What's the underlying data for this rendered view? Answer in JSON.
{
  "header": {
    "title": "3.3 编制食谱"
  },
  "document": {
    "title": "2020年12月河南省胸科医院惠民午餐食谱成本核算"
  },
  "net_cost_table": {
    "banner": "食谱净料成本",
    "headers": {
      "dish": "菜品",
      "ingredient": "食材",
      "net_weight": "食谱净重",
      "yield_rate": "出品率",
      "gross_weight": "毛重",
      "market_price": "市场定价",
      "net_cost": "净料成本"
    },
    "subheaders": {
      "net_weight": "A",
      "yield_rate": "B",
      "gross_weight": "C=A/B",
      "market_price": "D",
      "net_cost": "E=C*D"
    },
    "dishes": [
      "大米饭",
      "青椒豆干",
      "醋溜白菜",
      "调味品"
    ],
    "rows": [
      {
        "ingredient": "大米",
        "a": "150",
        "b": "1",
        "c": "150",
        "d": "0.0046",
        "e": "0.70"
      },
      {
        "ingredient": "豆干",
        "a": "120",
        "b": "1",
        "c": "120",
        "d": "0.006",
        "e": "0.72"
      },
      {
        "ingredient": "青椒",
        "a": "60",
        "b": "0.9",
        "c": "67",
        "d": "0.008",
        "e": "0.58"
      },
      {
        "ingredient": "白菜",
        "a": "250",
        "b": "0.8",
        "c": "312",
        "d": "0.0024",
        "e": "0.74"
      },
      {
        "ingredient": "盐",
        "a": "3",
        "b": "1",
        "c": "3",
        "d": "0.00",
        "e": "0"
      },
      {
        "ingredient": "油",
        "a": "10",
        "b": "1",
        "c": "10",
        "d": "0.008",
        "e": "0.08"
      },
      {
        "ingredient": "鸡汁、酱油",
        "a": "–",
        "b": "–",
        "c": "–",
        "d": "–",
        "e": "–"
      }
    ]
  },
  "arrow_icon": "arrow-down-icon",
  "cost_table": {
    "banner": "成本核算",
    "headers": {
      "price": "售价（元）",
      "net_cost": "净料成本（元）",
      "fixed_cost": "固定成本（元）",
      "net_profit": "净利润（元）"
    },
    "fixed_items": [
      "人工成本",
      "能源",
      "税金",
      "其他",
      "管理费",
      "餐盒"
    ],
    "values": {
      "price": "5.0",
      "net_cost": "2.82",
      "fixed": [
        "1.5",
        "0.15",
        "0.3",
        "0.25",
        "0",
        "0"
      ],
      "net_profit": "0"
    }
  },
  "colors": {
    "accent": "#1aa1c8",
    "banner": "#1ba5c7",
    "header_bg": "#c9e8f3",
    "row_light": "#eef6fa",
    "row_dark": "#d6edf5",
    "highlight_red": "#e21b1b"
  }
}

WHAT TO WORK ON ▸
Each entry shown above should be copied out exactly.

SOLUTION FOR THIS TASK ▸
What's the underlying data for this rendered view? Answer in JSON.
{
  "header": {
    "title": "3.3 编制食谱"
  },
  "document": {
    "title": "2020年12月河南省胸科医院惠民午餐食谱成本核算"
  },
  "net_cost_table": {
    "banner": "食谱净料成本",
    "headers": {
      "dish": "菜品",
      "ingredient": "食材",
      "net_weight": "食谱净重",
      "yield_rate": "出品率",
      "gross_weight": "毛重",
      "market_price": "市场定价",
      "net_cost": "净料成本"
    },
    "subheaders": {
      "net_weight": "A",
      "yield_rate": "B",
      "gross_weight": "C=A/B",
      "market_price": "D",
      "net_cost": "E=C*D"
    },
    "dishes": [
      "大米饭",
      "青椒豆干",
      "醋溜白菜",
      "调味品"
    ],
    "rows": [
      {
        "ingredient": "大米",
        "a": "150",
        "b": "1",
        "c": "150",
        "d": "0.0046",
        "e": "0.70"
      },
      {
        "ingredient": "豆干",
        "a": "120",
        "b": "1",
        "c": "120",
        "d": "0.006",
        "e": "0.72"
      },
      {
        "ingredient": "青椒",
        "a": "60",
        "b": "0.9",
        "c": "67",
        "d": "0.008",
        "e": "0.58"
      },
      {
        "ingredient": "白菜",
        "a": "250",
        "b": "0.8",
        "c": "312",
        "d": "0.0024",
        "e": "0.74"
      },
      {
        "ingredient": "盐",
        "a": "3",
        "b": "1",
        "c": "3",
        "d": "0.00",
        "e": "0"
      },
      {
        "ingredient": "油",
        "a": "10",
        "b": "1",
        "c": "10",
        "d": "0.008",
        "e": "0.08"
      },
      {
        "ingredient": "鸡汁、酱油",
        "a": "–",
        "b": "–",
        "c": "–",
        "d": "–",
        "e": "–"
      }
    ]
  },
  "arrow_icon": "arrow-down-icon",
  "cost_table": {
    "banner": "成本核算",
    "headers": {
      "price": "售价（元）",
      "net_cost": "净料成本（元）",
      "fixed_cost": "固定成本（元）",
      "net_profit": "净利润（元）"
    },
    "fixed_items": [
      "人工成本",
      "能源",
      "税金",
      "其他",
      "管理费",
      "餐盒"
    ],
    "values": {
      "price": "5.0",
      "net_cost": "2.82",
      "fixed": [
        "1.5",
        "0.15",
        "0.3",
        "0.25",
        "0",
        "0"
      ],
      "net_profit": "0"
    }
  },
  "colors": {
    "accent": "#1aa1c8",
    "banner": "#1ba5c7",
    "header_bg": "#c9e8f3",
    "row_light": "#eef6fa",
    "row_dark": "#d6edf5",
    "highlight_red": "#e21b1b"
  }
}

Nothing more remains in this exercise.